Burr Oak is the new project of Chicago-based singer-songwriter Savanna Dickhut who merges together brutally honest, story-driven lyrics with raw, dreamy vocals. Breaking away from her duo-fronted band Elk Walking, Burr Oak is Dickhut’s first-ever venture as a solo artist.
With just two singles out this past year, The Chicago Tribune wrote her songs “show the promise of a songwriter sure of her voice and sound, one that is piercing and deeply relatable and authentic.” To put it simply, Burr Oak resonates by bridging voice with story.
Before the stay-at-home order, Burr Oak played the annual Chicago winter festival Tomorrow Never Knows (they opened for Twain and Buck Meek of Big Thief) and Savanna performed a solo set for Panache Booking’s “Village of Love” Planned Parenthood benefit concert this past Valentine’s Day.
(Photo Credit: Carl Solether)
A few weeks ago I was scrolling through my Instagram feed while sipping on my morning cup of coffee, and it was brought to my attention that it was the late Amy Winehouse’s birthday. It was a Monday, September 14 and I didn’t have to go in to work until later that afternoon, so I decided to pay homage to Amy by putting on her record “Back to Black.”
Back to Black is one of my favorite records in my collection actually, and it had been a while since I had spun it. As I listened, I was reminded of her incredible talent as a vocalist but also the power of her lyrics. Almost 10 years after she died, I was reminded of her constant battle with addiction and the poor state of mental health she was in for most of her adult life.
This made me not only sad but also angry she didn’t get the help she desperately needed. Where were the people who were supposed to love her and give her the support she needed? Maybe if the people around her would have given her more support, she would still be alive today. Maybe instead of paying homage to her on that Monday morning by listening to her song “Rehab,” I might have been instead listening to her new record had her people supported her in going to rehab.
I relate to Amy in a lot of ways. Some of her music’s themes — such as depression, substance abuse, and loving someone who doesn’t love you back — resonate with me. They’re subjects I actually touch on as well in my new song “Trying,” which is the first single off of my forthcoming debut album, Late Bloomer.
While I can’t speak for anyone but myself, making music has been therapeutic for me. Songwriting can be a therapy session, in a sense, and without an outlet like music, I honestly think I would self-destruct.
I say this because it has happened to me before. Instead of using my ability to put a pen to paper, I have turned to self-medication and suppressing things, which is never the answer. In “Trying,” I sing in the first person about a rough patch I went through a while ago. I reflect to myself in the last verse of the song:
Wish I could tell you everything that has been going on now/
It’s been hard to stay away
From the things I long for
That are wrong for me.

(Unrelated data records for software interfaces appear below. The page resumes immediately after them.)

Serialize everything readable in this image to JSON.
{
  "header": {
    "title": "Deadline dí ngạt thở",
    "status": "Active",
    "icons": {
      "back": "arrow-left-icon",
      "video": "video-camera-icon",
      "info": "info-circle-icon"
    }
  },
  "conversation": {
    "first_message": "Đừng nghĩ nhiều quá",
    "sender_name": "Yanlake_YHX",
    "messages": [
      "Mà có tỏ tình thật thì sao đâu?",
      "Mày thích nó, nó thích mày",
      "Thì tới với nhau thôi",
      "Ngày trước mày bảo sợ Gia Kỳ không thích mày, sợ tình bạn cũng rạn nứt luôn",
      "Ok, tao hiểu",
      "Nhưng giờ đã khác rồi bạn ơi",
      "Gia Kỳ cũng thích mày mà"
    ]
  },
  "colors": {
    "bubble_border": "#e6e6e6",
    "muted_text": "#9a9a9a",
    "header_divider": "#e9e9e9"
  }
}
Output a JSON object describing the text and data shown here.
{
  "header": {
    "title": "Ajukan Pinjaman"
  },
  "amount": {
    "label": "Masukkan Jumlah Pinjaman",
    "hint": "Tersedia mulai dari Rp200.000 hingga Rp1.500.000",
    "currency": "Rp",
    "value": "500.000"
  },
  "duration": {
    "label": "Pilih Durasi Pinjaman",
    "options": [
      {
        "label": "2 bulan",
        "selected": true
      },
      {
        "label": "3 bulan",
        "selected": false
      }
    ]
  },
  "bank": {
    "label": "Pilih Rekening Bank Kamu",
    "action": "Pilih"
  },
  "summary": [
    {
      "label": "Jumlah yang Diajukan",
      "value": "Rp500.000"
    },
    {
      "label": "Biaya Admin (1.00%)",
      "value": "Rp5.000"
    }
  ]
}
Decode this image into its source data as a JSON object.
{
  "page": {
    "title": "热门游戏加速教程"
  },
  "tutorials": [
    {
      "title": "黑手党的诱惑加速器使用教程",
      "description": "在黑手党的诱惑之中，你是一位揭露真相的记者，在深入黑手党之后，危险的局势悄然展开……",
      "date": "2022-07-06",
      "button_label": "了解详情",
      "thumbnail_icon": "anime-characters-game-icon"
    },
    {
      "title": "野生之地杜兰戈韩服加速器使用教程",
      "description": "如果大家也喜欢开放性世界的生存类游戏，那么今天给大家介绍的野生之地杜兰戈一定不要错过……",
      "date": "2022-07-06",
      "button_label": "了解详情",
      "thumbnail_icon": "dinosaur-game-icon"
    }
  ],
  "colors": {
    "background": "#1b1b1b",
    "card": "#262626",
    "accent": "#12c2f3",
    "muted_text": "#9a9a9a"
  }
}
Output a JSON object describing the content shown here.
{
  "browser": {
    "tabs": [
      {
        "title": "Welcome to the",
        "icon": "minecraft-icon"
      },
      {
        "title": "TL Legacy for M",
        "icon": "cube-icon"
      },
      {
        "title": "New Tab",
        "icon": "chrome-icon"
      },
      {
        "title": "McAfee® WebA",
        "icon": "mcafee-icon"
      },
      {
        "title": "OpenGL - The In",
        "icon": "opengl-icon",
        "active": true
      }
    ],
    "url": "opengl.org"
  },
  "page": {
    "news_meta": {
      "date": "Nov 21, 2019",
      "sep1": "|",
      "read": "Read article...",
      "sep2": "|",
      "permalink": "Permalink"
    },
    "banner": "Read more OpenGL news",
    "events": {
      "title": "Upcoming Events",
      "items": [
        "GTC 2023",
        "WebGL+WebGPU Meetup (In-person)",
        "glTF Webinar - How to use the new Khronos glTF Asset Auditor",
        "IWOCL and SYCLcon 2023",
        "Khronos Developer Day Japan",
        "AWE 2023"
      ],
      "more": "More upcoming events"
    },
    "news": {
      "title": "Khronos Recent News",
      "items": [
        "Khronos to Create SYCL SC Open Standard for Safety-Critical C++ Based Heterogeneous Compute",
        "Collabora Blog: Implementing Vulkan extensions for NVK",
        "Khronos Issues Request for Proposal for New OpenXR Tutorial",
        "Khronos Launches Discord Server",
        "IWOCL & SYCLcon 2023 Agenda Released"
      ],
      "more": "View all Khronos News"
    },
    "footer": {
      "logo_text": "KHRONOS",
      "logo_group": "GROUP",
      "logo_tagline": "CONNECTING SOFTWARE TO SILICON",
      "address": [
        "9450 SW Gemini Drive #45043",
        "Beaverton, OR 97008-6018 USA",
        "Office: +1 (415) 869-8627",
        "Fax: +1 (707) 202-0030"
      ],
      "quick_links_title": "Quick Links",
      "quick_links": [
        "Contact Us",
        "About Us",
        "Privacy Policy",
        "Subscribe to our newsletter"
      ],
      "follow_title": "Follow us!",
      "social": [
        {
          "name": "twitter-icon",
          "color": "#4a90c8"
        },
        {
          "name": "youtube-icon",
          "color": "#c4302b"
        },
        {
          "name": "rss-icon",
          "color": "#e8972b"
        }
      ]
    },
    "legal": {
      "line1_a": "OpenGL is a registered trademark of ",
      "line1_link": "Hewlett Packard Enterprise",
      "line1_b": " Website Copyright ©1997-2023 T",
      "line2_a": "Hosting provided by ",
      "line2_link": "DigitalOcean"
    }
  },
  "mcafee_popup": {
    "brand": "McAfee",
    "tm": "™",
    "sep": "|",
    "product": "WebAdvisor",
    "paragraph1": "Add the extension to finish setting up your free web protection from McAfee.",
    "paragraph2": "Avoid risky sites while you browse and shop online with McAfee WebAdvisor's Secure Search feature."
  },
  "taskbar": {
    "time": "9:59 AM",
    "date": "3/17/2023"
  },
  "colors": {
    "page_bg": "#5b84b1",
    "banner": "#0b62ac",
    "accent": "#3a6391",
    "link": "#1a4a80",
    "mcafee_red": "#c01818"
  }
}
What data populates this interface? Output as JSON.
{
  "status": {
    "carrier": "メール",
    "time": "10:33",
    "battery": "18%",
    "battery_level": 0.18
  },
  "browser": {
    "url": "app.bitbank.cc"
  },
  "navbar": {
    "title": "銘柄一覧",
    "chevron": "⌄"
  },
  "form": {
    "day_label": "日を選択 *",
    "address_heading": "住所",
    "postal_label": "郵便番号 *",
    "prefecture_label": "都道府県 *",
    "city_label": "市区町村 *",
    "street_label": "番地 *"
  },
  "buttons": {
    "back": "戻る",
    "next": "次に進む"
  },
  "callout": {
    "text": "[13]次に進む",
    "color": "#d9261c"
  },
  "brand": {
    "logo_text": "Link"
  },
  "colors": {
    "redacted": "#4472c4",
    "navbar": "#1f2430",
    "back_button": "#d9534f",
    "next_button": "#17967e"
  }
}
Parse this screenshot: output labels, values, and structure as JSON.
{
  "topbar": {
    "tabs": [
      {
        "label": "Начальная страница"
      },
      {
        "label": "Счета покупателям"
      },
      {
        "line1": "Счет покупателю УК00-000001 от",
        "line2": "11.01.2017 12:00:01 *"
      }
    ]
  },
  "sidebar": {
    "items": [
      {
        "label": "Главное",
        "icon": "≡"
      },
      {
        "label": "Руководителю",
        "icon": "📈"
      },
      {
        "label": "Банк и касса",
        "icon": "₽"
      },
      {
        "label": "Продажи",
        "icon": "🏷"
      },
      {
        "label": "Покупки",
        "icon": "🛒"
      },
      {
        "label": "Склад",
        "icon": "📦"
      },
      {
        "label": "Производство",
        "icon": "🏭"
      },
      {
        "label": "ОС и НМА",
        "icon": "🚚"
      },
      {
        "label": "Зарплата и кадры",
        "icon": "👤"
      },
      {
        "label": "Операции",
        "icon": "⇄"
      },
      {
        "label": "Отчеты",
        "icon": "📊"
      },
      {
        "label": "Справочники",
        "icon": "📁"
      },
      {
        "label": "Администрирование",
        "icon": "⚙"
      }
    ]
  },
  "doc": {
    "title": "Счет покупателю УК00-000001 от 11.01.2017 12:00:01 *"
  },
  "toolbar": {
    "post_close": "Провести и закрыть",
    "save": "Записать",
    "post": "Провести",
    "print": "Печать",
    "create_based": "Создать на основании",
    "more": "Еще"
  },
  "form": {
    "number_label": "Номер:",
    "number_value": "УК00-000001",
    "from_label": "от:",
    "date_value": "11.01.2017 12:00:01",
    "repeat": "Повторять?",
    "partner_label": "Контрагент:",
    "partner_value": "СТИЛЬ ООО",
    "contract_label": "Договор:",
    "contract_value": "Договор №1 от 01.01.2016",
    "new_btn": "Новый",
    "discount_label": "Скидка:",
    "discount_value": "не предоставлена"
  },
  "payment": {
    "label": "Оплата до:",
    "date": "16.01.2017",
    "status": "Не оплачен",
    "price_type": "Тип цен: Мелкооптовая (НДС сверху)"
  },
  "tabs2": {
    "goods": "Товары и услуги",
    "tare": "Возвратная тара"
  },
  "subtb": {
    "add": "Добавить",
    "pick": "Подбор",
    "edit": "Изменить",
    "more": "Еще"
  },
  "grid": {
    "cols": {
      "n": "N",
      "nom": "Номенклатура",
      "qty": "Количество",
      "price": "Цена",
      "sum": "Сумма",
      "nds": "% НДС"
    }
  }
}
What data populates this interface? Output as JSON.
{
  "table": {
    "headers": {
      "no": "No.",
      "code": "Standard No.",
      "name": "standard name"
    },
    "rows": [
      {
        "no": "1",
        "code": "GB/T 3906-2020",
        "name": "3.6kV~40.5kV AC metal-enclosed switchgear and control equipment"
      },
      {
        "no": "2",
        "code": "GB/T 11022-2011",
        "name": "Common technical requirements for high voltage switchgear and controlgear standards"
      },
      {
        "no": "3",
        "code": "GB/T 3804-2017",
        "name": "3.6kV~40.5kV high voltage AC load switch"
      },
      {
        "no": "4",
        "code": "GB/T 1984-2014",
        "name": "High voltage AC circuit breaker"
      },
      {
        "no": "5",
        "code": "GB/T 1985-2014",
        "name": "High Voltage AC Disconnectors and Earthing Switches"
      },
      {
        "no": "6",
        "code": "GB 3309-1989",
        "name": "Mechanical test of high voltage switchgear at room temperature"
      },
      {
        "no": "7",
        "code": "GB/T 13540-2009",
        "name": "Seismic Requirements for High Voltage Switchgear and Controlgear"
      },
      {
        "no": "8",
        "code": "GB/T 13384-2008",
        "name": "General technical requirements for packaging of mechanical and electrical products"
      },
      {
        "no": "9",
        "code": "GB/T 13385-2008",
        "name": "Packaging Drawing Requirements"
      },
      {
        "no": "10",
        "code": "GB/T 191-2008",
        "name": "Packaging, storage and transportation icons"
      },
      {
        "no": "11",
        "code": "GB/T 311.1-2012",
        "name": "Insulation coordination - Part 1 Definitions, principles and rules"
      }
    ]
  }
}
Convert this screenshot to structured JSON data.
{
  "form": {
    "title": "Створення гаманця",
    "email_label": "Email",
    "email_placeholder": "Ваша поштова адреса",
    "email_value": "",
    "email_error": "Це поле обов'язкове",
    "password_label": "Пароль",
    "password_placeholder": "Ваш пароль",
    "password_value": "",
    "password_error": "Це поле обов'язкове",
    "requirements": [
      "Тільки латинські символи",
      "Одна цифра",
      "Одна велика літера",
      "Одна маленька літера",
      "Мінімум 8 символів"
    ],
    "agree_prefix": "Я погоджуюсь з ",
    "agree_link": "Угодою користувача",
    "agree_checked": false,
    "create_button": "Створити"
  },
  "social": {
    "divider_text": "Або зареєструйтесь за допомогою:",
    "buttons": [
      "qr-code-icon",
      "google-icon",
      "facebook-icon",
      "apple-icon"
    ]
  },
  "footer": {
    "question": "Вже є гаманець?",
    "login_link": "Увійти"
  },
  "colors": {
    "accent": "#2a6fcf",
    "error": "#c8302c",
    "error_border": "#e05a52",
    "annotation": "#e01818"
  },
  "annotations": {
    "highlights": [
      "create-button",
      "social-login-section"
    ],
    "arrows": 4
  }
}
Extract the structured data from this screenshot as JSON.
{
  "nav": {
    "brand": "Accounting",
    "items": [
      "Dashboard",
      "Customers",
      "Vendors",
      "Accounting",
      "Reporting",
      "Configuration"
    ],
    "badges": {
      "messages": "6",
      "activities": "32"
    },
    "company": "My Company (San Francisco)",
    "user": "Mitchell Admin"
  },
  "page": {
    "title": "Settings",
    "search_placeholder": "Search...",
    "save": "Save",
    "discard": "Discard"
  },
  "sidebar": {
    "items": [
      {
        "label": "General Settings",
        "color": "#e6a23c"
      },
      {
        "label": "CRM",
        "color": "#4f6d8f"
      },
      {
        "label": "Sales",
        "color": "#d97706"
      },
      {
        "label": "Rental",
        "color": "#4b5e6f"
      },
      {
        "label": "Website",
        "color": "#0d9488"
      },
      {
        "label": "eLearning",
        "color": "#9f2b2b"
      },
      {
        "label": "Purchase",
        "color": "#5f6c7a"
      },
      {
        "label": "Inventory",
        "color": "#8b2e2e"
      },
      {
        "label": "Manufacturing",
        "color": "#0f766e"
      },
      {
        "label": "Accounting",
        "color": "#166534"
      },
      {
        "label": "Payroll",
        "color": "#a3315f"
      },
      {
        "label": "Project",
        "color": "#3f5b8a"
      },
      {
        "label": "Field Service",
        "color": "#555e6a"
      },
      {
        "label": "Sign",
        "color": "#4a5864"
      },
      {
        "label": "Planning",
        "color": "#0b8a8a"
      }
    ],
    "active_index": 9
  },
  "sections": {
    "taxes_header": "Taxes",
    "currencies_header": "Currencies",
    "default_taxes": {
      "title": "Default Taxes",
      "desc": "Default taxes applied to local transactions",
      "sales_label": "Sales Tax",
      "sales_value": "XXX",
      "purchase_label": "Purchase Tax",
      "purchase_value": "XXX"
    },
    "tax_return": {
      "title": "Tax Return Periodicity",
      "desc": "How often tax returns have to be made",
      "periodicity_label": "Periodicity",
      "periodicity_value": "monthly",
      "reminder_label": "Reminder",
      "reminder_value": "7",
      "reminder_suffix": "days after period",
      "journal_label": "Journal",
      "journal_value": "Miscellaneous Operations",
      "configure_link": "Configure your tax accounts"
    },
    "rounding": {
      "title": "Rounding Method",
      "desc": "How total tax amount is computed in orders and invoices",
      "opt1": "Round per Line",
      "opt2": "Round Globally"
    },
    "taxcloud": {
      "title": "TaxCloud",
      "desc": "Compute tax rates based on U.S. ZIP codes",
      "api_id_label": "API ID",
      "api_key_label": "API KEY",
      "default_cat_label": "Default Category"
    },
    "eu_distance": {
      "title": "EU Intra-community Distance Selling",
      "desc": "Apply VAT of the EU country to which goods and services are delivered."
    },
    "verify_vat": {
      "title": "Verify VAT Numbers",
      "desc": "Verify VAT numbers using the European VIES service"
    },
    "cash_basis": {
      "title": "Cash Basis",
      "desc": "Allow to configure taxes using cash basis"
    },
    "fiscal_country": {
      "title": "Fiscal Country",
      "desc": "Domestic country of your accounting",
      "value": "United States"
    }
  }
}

I find myself in this moment of wishing I could call my ex to tell her everything going on and how I am struggling with my mental health, but I cannot call her because she does not want to hear from me.
I’m talking to myself in the song saying how it is hard to stay away from “the things I long for that are wrong for me.” When I originally wrote the song I intended to be referring to me self-medicating here because I was sad and “the things” I longed for were beer and wine to drink and forget.
Looking back, I could also be referring to longing for her — so it can have a double meaning, which touches on both themes. I talk about how I miss her and would like to call her but I know it is the Wrong Thing To Do because she is not good for me and we should not get back together. I have the urge to drink but know it is also the Wrong Thing To Do when I would be abusing alcohol and using it excessively as an unhealthy form of self-medication.
Thankfully, I am past all of this now. I was not only able to work through my issues by writing them out in song form but also going to therapy for months to get the help and support I needed.
During a pandemic and these still so uncertain times, it’s more important than ever to normalize conversations about mental health, to bring these topics to the forefront, and to share our own stories instead of keeping them tucked away. Listening to Amy Winehouse’s Back to Black again struck me in a way that it hadn’t before: given her early passing, I want to be an artist in the industry today who speaks to mental health issues such as substance abuse, anxiety, or depression, because it might help someone else.
— Savanna Dickhut
(Photo Credit: Carl Solether)